Tags: Community & Outreach, Government & News & Crime
Conservation planner Tom Daniels talks July 30 about what options Milton landowners have to preserve their land and keep what green space is left in the city. Erica O'Neal. (click for larger version)
August 04, 2014MILTON, Ga. – In an effort to explain the options available for preserving the city's green space, Milton had an open house meeting July 30 about its greenprint plan.
Tom Daniels, a professor and conservation planner at the University of Pennsylvania, was hired to draft the plan and spoke about what the city could do to preserve green space. About 100 people attended the meeting to hear what Daniels had to say and to give comments about their concerns.
"The turnout was a good indication about how much people care about this. I think it's part of the city's education to landowners that the city can give options to them," Daniels said.
During the meeting, residents were given a greenprint project questionnaire to fill out.

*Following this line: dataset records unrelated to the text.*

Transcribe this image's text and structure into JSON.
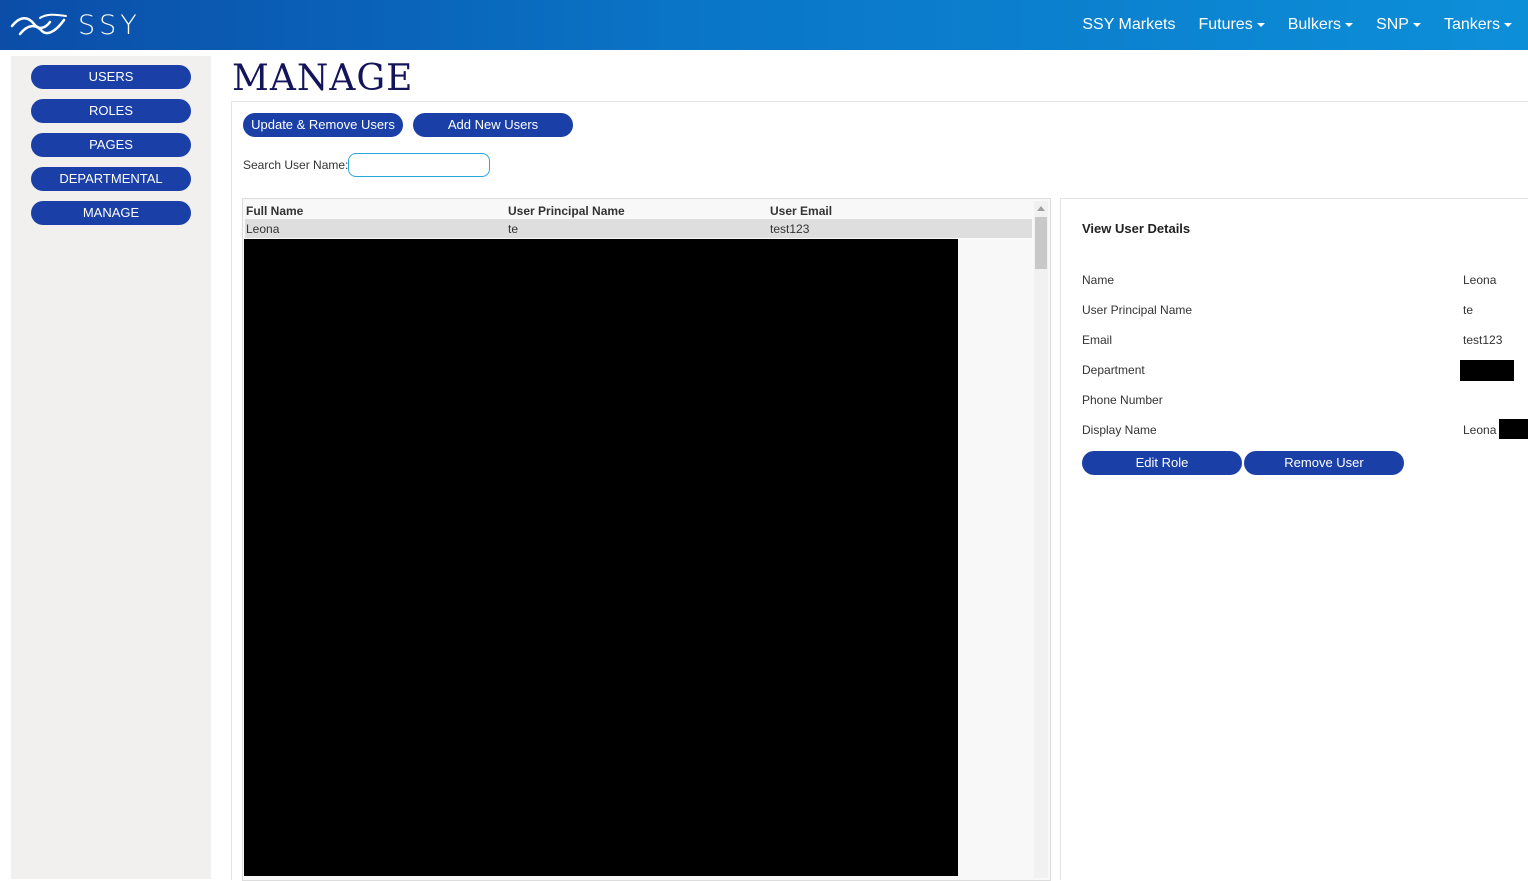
{
  "header": {
    "logo_text": "SSY",
    "nav": [
      {
        "label": "SSY Markets",
        "has_dropdown": false
      },
      {
        "label": "Futures",
        "has_dropdown": true
      },
      {
        "label": "Bulkers",
        "has_dropdown": true
      },
      {
        "label": "SNP",
        "has_dropdown": true
      },
      {
        "label": "Tankers",
        "has_dropdown": true
      }
    ]
  },
  "sidebar": {
    "items": [
      {
        "label": "USERS"
      },
      {
        "label": "ROLES"
      },
      {
        "label": "PAGES"
      },
      {
        "label": "DEPARTMENTAL"
      },
      {
        "label": "MANAGE"
      }
    ]
  },
  "main": {
    "title": "MANAGE",
    "update_remove_label": "Update & Remove Users",
    "add_new_label": "Add New Users",
    "search_label": "Search User Name:",
    "search_value": ""
  },
  "grid": {
    "columns": [
      "Full Name",
      "User Principal Name",
      "User Email"
    ],
    "rows": [
      {
        "full_name": "Leona",
        "upn": "te",
        "email": "test123"
      }
    ]
  },
  "details": {
    "title": "View User Details",
    "fields": [
      {
        "label": "Name",
        "value": "Leona"
      },
      {
        "label": "User Principal Name",
        "value": "te"
      },
      {
        "label": "Email",
        "value": "test123"
      },
      {
        "label": "Department",
        "value": ""
      },
      {
        "label": "Phone Number",
        "value": ""
      },
      {
        "label": "Display Name",
        "value": "Leona"
      }
    ],
    "edit_role_label": "Edit Role",
    "remove_user_label": "Remove User"
  },
  "colors": {
    "header_start": "#0b4da8",
    "header_end": "#0d8fd8",
    "button": "#1a3fa6",
    "title": "#14145a",
    "search_border": "#2aa6df"
  }
}
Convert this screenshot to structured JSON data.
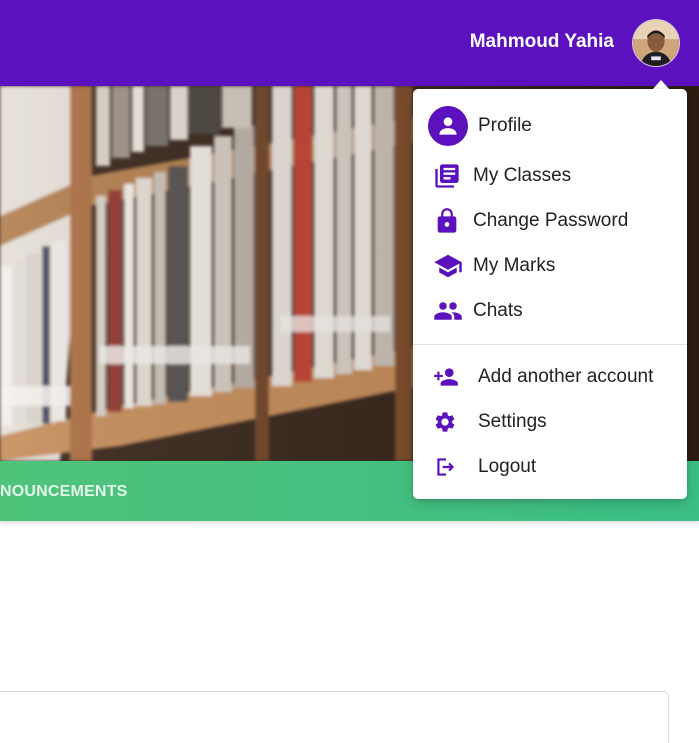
{
  "header": {
    "user_name": "Mahmoud Yahia",
    "background_color": "#5b12be"
  },
  "banner": {
    "strip_label": "NOUNCEMENTS",
    "strip_color": "#3bbf86"
  },
  "user_menu": {
    "accent_color": "#5b12be",
    "items": [
      {
        "label": "Profile",
        "icon": "account-circle-icon"
      },
      {
        "label": "My Classes",
        "icon": "library-books-icon"
      },
      {
        "label": "Change Password",
        "icon": "lock-icon"
      },
      {
        "label": "My Marks",
        "icon": "school-icon"
      },
      {
        "label": "Chats",
        "icon": "people-icon"
      },
      {
        "label": "Add another account",
        "icon": "person-add-icon"
      },
      {
        "label": "Settings",
        "icon": "gear-icon"
      },
      {
        "label": "Logout",
        "icon": "logout-icon"
      }
    ]
  }
}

The form asked basic questions such as in which area of Milton do residents live, would they like to see the Milton trail system improved and what role does Milton City Council play in green space preservation.
Preservation is tricky business. It can be difficult for a landowner to think about preservation when developers offer them a fortune to buy their land and develop all of it.

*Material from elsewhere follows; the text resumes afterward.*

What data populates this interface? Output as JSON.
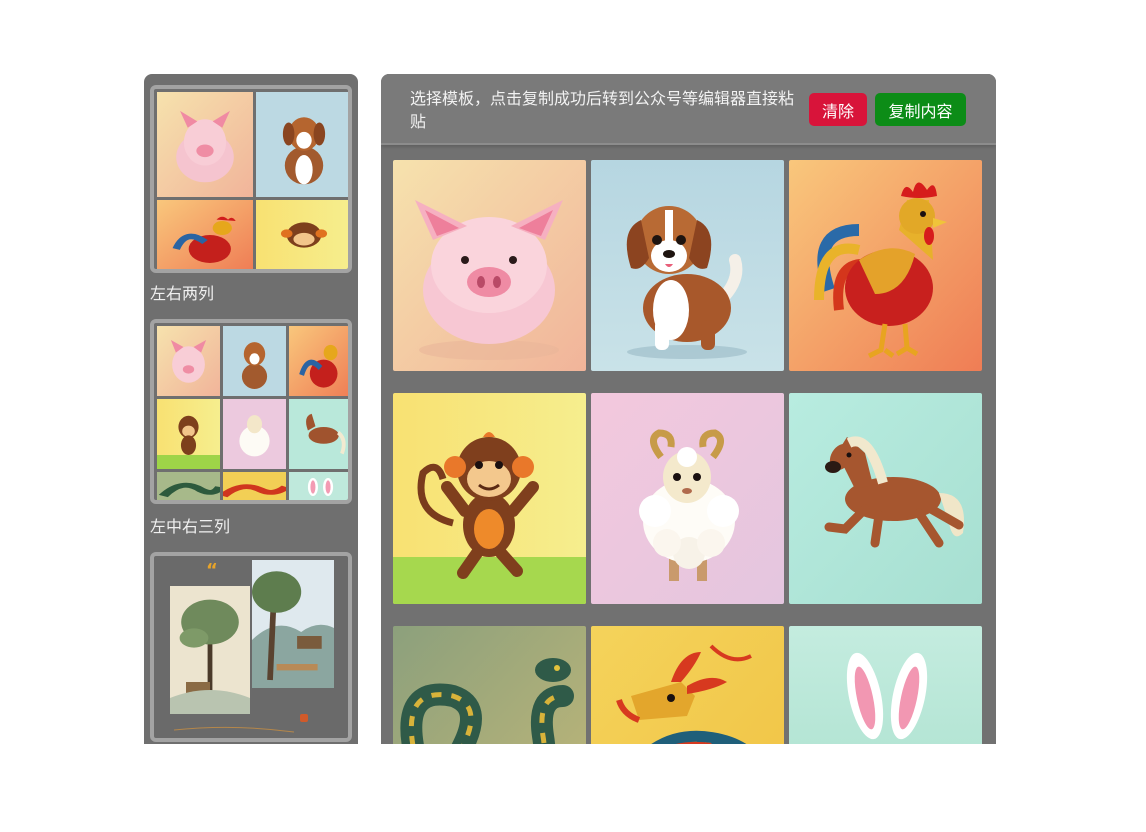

"If you want to use land preservation as a growth tool, be strategic about it," Daniels said.
The issue of preservation came to a head earlier this year, when new housing developments sprang up seemingly overnight. Fearing over-construction, residents began asking the city what can be done to stem the flow of new housing and neighborhoods.
The Milton City Council wants to spread the word to landowners that they have options other than selling the land outright.

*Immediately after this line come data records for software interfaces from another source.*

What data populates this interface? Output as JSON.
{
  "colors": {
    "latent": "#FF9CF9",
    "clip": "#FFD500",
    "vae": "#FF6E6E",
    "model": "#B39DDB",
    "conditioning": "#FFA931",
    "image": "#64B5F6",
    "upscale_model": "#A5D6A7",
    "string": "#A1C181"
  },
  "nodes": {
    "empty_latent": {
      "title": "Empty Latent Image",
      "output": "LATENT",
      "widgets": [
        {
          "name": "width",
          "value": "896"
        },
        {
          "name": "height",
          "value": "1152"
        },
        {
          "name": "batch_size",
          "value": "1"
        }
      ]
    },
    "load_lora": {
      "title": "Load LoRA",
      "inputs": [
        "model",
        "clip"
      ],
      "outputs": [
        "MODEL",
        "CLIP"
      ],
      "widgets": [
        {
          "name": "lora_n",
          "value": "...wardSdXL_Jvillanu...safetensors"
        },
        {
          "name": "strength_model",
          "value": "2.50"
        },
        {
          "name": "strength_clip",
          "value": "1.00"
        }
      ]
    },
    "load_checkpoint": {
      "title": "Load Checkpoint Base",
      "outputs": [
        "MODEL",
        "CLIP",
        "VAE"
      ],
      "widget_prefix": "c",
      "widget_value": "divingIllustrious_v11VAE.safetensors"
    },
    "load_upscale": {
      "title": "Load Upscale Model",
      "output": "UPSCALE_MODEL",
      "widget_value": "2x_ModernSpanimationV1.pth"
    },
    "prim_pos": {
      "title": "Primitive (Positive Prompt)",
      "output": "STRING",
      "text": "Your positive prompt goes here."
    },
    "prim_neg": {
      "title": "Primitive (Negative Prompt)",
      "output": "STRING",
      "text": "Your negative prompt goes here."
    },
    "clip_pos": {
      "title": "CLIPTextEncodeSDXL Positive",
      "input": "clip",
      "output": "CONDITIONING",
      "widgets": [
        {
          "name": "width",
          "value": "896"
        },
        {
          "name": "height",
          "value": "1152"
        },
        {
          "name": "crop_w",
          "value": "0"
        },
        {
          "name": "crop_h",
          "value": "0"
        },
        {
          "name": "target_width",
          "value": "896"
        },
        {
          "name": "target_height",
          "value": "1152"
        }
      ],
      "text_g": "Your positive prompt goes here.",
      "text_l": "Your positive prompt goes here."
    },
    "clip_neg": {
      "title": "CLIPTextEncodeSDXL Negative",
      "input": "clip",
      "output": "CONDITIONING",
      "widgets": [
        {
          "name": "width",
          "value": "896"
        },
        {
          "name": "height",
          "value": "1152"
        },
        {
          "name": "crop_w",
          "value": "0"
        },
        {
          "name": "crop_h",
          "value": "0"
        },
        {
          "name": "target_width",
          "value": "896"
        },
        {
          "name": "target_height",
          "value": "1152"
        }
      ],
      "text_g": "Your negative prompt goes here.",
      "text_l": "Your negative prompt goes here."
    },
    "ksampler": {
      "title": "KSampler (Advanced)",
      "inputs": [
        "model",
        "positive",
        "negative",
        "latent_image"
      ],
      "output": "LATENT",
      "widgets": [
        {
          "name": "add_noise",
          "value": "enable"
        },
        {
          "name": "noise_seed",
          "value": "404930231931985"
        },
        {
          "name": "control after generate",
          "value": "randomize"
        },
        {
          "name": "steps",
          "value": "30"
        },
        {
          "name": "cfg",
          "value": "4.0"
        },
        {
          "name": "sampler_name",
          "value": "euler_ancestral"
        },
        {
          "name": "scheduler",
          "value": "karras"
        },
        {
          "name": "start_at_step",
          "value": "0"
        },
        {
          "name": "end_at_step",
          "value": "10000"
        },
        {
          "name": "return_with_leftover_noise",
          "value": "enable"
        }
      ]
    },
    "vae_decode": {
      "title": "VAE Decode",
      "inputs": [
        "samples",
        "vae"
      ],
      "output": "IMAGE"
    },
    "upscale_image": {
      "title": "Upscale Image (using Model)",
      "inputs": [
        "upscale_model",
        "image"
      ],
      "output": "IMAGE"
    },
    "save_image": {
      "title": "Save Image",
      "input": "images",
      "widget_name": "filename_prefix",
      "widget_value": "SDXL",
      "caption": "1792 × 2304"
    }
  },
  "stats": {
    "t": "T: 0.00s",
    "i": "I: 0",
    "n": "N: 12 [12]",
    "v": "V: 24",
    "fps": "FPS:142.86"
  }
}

These options could be setting aside land to stay undeveloped, creating a conservation easement in perpetuity, a transfer of development rights or limiting development.
All of these options have ups and downs, but they all pertain to limiting the amount of development on a property, possibly limiting its value. Daniels cautioned the group about jumping to one option over another.
"These are not options to maximize the income from your land," said Milton resident Jack Lindon. "These are for those who want to keep the land rural."
Daniels agreed, saying some of the best efforts to preserve land has come not from governments but from neighbors banding together to buy or conserve their properties.
Joan Borzilleri, a member of the Preserve Rural Milton organization, said she was pleased with how the meeting proceeded.
"It was informative and people had many questions. [Daniels] had a wealth of practical experience, not just hypothetical," Borzilleri said. "I'm pleased this is all a voluntary program. I think it's a win-win situation."
Daniels will present his survey and results to the City Council in September.
Milton residents can find the form online at cityofmiltonga.us. Just search "destination conservation," and click on "Greenprint process." Form submissions are due by Aug. 15.